Torah, or the law, could mean different things for Christians and Judaists. For Christians, the Torah stands for the Old Testament. For Judaists, however, the term could mean several things. It could mean:
- The written Torah which covers the first five books of the Bible, aka, the books of Moses
- The Torah scrolls used in synagogue worship
- Jewish laws and culture that are not covered in the written Torah – the oral Torah
Conquest Makes Oral Torah Impracticable
In AD 70, the Roman Empire attacked Jerusalem and destroyed the temple. Consequently, the attack dispersed Jews to all corners of the world. Since the temple was one of the main venues for teaching oral Torah, it now became impossible to carry on the teaching. Moreover, with the people dispersed, the risk of oral Torah becoming forgotten for good became a real possibility.
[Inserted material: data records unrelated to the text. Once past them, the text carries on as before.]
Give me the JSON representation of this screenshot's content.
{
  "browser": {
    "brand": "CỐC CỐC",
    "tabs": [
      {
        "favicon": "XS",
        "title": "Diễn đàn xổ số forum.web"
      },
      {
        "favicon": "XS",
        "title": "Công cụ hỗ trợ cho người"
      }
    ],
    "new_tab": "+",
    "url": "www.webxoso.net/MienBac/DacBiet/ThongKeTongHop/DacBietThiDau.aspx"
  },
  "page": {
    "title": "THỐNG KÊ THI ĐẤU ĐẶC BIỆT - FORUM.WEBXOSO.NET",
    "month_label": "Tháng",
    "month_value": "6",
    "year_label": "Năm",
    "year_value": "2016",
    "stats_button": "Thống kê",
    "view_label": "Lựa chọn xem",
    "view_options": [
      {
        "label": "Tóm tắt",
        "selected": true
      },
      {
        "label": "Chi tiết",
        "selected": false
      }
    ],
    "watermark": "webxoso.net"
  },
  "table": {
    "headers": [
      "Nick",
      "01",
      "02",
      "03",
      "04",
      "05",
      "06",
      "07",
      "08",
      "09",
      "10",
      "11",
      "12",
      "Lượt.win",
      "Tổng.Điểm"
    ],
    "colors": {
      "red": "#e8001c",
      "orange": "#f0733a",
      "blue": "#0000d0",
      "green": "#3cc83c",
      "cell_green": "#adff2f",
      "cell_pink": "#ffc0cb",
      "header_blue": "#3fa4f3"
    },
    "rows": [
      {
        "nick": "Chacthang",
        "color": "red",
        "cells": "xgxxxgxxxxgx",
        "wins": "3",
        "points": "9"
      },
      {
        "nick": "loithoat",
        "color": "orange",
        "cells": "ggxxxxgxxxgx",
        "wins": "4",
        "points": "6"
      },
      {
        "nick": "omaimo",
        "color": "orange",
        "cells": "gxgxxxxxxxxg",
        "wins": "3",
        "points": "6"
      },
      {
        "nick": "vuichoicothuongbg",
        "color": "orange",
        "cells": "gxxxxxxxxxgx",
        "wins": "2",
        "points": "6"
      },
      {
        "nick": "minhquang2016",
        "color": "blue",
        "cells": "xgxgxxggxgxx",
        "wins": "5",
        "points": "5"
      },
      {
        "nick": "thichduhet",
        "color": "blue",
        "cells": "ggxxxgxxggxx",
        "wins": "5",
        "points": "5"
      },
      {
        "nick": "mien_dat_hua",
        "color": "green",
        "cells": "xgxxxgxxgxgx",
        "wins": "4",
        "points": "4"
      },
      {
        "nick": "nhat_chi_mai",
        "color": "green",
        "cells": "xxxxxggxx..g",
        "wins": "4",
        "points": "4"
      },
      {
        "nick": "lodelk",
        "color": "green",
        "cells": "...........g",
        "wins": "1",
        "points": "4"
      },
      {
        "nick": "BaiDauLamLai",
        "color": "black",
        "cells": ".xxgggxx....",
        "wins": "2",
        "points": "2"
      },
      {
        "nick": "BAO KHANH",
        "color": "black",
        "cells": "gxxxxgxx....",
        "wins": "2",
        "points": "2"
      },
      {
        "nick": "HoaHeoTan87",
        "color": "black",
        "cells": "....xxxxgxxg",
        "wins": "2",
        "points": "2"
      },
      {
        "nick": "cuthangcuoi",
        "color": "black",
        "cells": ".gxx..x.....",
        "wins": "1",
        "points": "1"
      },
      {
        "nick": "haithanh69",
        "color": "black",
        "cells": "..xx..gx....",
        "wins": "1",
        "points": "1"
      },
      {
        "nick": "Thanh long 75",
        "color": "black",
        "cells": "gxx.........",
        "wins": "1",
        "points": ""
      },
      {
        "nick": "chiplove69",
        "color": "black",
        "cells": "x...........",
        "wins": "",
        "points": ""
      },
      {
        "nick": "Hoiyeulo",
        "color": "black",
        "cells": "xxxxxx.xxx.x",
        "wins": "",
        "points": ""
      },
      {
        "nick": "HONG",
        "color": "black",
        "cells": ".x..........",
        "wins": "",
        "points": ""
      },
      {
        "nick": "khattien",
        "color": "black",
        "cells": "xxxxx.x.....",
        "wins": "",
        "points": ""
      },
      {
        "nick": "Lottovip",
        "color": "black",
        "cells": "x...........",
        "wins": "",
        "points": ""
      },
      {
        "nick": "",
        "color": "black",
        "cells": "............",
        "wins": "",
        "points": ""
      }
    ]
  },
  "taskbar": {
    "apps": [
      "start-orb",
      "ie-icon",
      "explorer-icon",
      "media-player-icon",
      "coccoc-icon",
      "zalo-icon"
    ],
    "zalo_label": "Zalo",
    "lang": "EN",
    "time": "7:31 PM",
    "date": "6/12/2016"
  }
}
To safeguard the oral Torah, it had to be written down. Initially, the oral Torah was preserved in the form of scrolls and later as books.
The Two Talmud
As we have already established, there are two types of Talmud namely;
- The Jerusalem Talmud or the Talmud of the land of Israel
- The Babylonian or Bavli Talmud
The Jerusalem Talmud was compiled by Jewish scholars in the land of Israel. The Babylonian Talmud was compiled in Babylon and completed around AD 600. While there are similarities between the two Talmud, the Babylonian version is considered superior to the Jerusalem one. For this reason, when people talk of the Talmud, they have the Babylonian version in mind.
Many reasons make Talmud Bavli superior to the Jerusalem one, and these include:
- Talmud Bavli is more detailed than Talmud Jerusalem
- Talmud Bavli is compiled in a more consistent format. For instance, when this Talmud cites a law from the Mishna (repeated study), it follows it up with the meaning of the law as discussed by the Rabbis
- The Jerusalem Talmud only cites the opinions of rabbis from the land of Israel. Talmud Bavli, on the other hand, records the opinions of rabbis from both the land of Israel and Babylon
- Since Talmud Bavli was completed much later than the Jerusalem version, it contains the opinions of more generations.
- In Judaism, Talmud Bavli is credited with providing the greatest contribution to rabbinical literature
- Talmud Bavli is more intellectually stimulating
Should Christians Read the Talmud?
From the New York Times article cited above, we learn that most of the people working hard to understand the Talmud are neither practicing Judaists nor students of Yeshiva (Jewish academies). On the contrary, some learners are secular professionals who reach out to the scripts to hone intellectual skills.
Just as non-Judaists find it beneficial to learn from the Talmud, a Christian who reads it can gain many important insights crucial for Christian living. The Talmud could help clarify Jewish terms that appear in the gospels but which might not be easily understood by a non-Jew. Secondly, studying the Talmud could help a Christian gain a deeper understanding of the arguments between Jesus and the Sadducees, Pharisees, and teachers of the law.
Finally reading the Talmud will help a Christian become more tolerant of Judaists (and by extension members of other faiths). Such tolerance and understanding are crucial for good Christian living.
The Talmud is an important book that is indispensable for Judaism. Since it carries a great wealth of wisdom collected over the centuries, it’s the source of indisputable truths. Perhaps the biggest validation for the Talmud is that it’s found useful by practicing Judaists as well as secular people who desire to learn more about Judaism and the Jewish culture. For Christians, the Talmud could be very enlightening. When you remember that Christianity is derived from Judaism, the book will help a Christian understand biblical concepts and scenarios that might not be very clearly understood. Ultimately, reading the Talmud will add to rather than subtract from your belief in the Bible and Jesus Christ.